As the most expensive spice in the world, you may wonder if saffron is worth it, and you might wonder what it tastes like. Given its price tag, up to $2700 per pound, you may assume it’s sweet ambrosia. In fact, saffron is somewhat bitter, but its flavor is also complex. Some say honey-like. Some say bitter. I say earthy, a little like fresh hay, and a little goes a long ways.
The word saffron derives from the Arab word zafaran, meaning yellow, and it was mentioned as far back as 1500 b.c. in many classical writings, as well as in the Bible. It has been used by the Assyrians in 7th century BC, by the Persians in 10th century BC, by the Chinese in offerings to Buddha in 3rd century AD, by the Moors in France in 8th century AD, and in the Americas in the 1700’s. It has been prized as an aphrodisiac. It has been used for medicinal purposes. It has been used to add color to cloth. But I prefer to use it in cooking.
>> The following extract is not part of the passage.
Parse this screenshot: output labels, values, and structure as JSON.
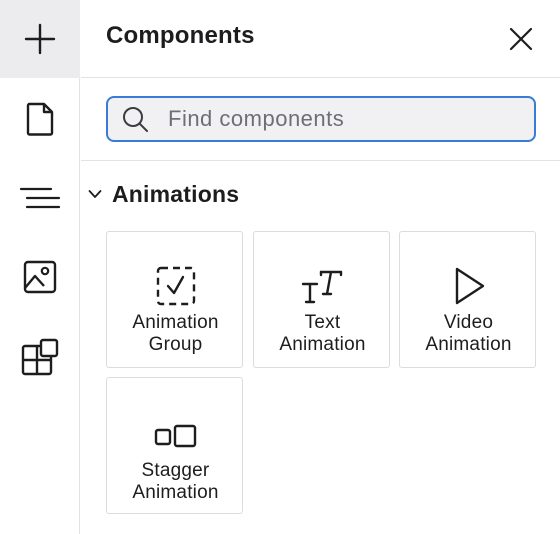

Saffron threads can release aroma, flavor and color for 24 hours or more, depending on their quality. Many people try to cultivate saffron and may use pesticides and chemicals to try to protect this expensive spice from pests. Chemicals can ruin the value of saffron. Organic saffron is stronger in taste and sometimes even cheaper than chemically sprayed saffron. It is definitely to your advantage to purchase only organic saffron. Our DIY dinner kits at Passport Dinners contain only organic saffron of the highest quality.
Saffron is a spice derived from the flower of the saffron crocus. The saffron crocus blooms with its delicate violet flower each Autumn in various countries such as Iran, Greece, and Spain.
Each saffron crocus grows from 8 to 12 inches tall and, in a good year, bears several flowers, each with three bright crimson stigmas, the female part of the saffron crocus. The stigmas are the only part of the saffron crocus that when dried (cured) properly become commercial saffron. The male part of the saffron flower, the stamens, are half the size of the stigmas, are deep yellow, and have NO culinary value. Beware of saffron that has added weight from these yellow stamens. Look for the vivid crimson saffron only.
And that price tag? It is estimated that it takes some 14,000 stigmas to produce only one ounce of saffron threads. When the saffron crocus blooms, usually for a 3 week time period, the harvesting and processing begins. Open flowers are picked and then carefully dissected to extract the stigmas. They are dried over heat and then packaged for sale. This labor-intensive process generates the cost of these crimson threads.
The saffron crocus provides the deep yellow color and pungent flavor that is critical for the success of some of the world’s most traditional dishes: bouillabaisse from France, lamb curries from India, paella from Spain (as in Passport Dinners DIY Valencian paella kit), risotto milanese from Italy, or preserved lemon chicken from Morocco (as in Passport Dinners DIY Fez Preserved Lemon Chicken kit).
If you haven’t tried it before, pick up a container of organic-only saffron threads, and travel the world through food with the most expensive spice in the world. Or try one of our DIY dinner kits that already have that crimson spice included.
Try a taste of the world, a culinary journey, with our DIY dinner adventure kits at passportdinners.com